Prices incl. VAT plus shipping costs
- Order number: TAS231040
bitter-sweet, caramel-like, maple syrup-like
May contain traces of celery, mustard and sesame seeds.
Good to know
Fenugreek is a legume and the flowers are reminiscent of pea pods. In each flower there are 10-20 seeds, which are separated by threshing and then dried and sorted. It is also an ingredient of the popular curry powders. An alternative name for fenugreek is "Greek hay" as it was used to be used (and still today) as animal feed.
fish, lamb, beef, spinach, lentils, potatoes, tomatoes, stew/soup
African, Indian, Oriental
Can be consumed as whole seeds or ground; ATTENTION: Ground, the aroma evaporates quickly, therefore consume quickly! Alternatively, some fenugreek seeds can be poured with hot water. Let the liquid draw for a few minutes and enjoy the drink hot or cold. This process can be repeated several times and the seeds soaked in this way can then be used, for example, in a salad.
WARNING: Pregnant women should not consume fenugreek as it contains saponin which can lead to abortion or miscarriage!!
ALLERGIES: People who are allergic to legumes, such as soybeans, peanuts, green peas, etc., may also be allergic to fenugreek.
Full taste development
Roast slightly beforehand to reduce bitter notes and intensify the aroma; soak in water overnight or brew with hot water and swell for 15 minutes to make it easier to grind.
Ground also suitable to thicken sauces.
Fenugreek is the superweapon against diabetes
Blood & Heart
Fight against diabetes - How does it work? Fenugreek seems to slow down the absorption of sugar in the stomach and stimulate insulin. Both effects lower blood sugar in people with diabetes. It also lowers the "bad" level of LDL cholesterol and increases "good" HDL cholesterol levels. Studies have shown that, in order to achieve an effect, one should regularly consume at least 5g/day.

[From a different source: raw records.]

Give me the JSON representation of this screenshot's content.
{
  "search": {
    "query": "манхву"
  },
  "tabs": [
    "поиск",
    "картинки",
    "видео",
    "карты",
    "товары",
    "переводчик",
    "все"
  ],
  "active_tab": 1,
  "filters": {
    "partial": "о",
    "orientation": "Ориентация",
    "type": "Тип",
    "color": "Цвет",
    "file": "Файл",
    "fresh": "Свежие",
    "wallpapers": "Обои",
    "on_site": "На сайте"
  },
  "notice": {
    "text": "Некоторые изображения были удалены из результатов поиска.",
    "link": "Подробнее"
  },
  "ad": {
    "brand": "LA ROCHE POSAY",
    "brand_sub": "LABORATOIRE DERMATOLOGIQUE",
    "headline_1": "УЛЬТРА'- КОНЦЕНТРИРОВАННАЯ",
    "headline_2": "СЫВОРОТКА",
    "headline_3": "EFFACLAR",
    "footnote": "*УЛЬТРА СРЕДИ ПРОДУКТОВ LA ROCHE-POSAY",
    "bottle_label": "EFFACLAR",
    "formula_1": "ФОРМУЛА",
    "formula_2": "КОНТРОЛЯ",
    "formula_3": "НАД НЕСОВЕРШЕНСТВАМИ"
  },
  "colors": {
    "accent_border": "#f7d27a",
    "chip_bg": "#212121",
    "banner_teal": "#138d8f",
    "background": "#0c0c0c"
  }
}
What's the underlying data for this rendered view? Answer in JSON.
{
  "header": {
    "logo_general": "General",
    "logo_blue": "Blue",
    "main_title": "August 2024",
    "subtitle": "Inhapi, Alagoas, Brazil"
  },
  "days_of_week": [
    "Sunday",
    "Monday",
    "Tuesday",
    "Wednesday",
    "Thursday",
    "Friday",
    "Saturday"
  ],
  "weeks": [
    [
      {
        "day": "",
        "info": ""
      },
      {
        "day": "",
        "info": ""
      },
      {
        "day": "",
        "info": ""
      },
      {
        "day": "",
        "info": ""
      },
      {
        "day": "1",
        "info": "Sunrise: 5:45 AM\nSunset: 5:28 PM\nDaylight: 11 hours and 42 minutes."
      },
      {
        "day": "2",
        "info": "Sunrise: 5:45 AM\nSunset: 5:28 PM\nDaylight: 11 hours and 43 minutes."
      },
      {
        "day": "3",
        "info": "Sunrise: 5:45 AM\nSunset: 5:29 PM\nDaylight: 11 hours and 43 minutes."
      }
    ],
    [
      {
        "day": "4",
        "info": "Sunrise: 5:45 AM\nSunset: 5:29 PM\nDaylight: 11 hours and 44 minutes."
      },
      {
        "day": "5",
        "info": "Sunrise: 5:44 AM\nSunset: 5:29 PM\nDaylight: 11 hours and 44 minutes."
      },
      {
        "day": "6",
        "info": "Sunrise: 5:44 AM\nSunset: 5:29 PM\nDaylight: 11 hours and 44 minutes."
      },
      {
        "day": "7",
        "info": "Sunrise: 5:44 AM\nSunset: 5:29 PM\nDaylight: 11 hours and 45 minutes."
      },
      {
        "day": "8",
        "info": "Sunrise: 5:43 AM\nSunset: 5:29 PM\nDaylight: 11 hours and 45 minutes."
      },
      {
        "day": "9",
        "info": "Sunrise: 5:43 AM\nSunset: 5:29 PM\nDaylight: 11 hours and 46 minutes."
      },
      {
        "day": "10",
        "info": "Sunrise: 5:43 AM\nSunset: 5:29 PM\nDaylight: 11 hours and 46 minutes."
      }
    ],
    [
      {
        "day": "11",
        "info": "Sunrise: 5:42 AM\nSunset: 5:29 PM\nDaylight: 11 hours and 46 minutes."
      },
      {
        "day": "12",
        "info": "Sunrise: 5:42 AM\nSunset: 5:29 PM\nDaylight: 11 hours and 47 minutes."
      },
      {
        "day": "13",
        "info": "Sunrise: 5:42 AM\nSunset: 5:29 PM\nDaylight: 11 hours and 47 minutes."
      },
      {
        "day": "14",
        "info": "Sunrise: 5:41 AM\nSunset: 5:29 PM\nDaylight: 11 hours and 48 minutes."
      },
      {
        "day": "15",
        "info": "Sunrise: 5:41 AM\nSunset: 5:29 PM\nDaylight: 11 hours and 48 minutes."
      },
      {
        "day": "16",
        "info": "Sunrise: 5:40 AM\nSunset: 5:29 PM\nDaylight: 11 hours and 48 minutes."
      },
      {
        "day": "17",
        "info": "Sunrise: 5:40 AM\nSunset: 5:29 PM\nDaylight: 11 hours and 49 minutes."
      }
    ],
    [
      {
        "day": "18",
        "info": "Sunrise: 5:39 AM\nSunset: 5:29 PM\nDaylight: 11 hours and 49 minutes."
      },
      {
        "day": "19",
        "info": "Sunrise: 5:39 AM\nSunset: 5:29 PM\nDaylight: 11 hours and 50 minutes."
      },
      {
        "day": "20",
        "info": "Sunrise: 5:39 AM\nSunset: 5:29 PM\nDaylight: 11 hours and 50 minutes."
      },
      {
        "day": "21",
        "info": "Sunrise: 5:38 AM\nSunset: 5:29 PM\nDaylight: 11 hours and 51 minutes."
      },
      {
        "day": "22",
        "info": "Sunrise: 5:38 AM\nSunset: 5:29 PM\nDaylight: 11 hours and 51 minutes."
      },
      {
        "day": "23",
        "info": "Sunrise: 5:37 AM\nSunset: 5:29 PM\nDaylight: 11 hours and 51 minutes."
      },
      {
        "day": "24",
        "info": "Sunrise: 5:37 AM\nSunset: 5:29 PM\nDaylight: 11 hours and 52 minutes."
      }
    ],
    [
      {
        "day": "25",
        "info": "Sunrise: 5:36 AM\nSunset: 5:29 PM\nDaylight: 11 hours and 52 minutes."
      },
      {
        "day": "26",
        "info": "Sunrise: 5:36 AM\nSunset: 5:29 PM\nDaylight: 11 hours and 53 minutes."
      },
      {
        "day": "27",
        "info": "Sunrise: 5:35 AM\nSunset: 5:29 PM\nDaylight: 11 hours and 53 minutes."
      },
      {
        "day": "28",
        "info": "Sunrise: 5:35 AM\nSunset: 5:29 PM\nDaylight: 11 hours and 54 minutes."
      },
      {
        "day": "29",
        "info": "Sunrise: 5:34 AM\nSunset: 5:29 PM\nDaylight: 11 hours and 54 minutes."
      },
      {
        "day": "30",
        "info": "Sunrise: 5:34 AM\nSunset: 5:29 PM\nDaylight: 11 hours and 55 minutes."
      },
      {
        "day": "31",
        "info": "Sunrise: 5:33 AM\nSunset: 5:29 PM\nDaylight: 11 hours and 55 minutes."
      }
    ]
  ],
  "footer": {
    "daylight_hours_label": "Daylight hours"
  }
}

ATTENTION: Since fenugreek can affect blood sugar levels, people with diabetes should consult their doctor before excessive use, if necessary, to adjust the dosage of their diabetes medication. Consequences could be too low blood sugar levels. Fenugreek could also slow blood clotting and increase the chances of bruising and bleeding when taken together with warfarin (coumadin).
Beauty & Well-being
The pounds are shedding faster – fenugreek supports weight loss: fenugreek strengthens the feeling of satiety and can thus have a supportive effect on a diet. Simply add approx. 1 tsp fenugreek powder, e.g. in orange juice, and eat for breakfast; accordingly, the reference can be dispensed with at lunch.
Fenugreek is considered an aphrodisiac in some parts of the world and nursing women sometimes use it to promote milk flow.
Prevention of gallstones: Regular use of fenugreek can prevent gallstones, shrink them and prevent recurrence.
For good digestion: Indigestion such as diarrhoea or constipation can be alleviated by taking fenugreek. For this purpose, the seeds are soaked in water until they swell and can then be e.g. mixed in a salad.
Relieves menstrual problems (dysmenorrhea): Taking half a tsp (2-3g) fenugreek three times a day for the first 3 days of menstruation followed by a few seeds (about 1g) three times a day for the rest of two menstrual cycles reduces pain in women with painful menstrual periods. Thus, the need for painkillers can be reduced.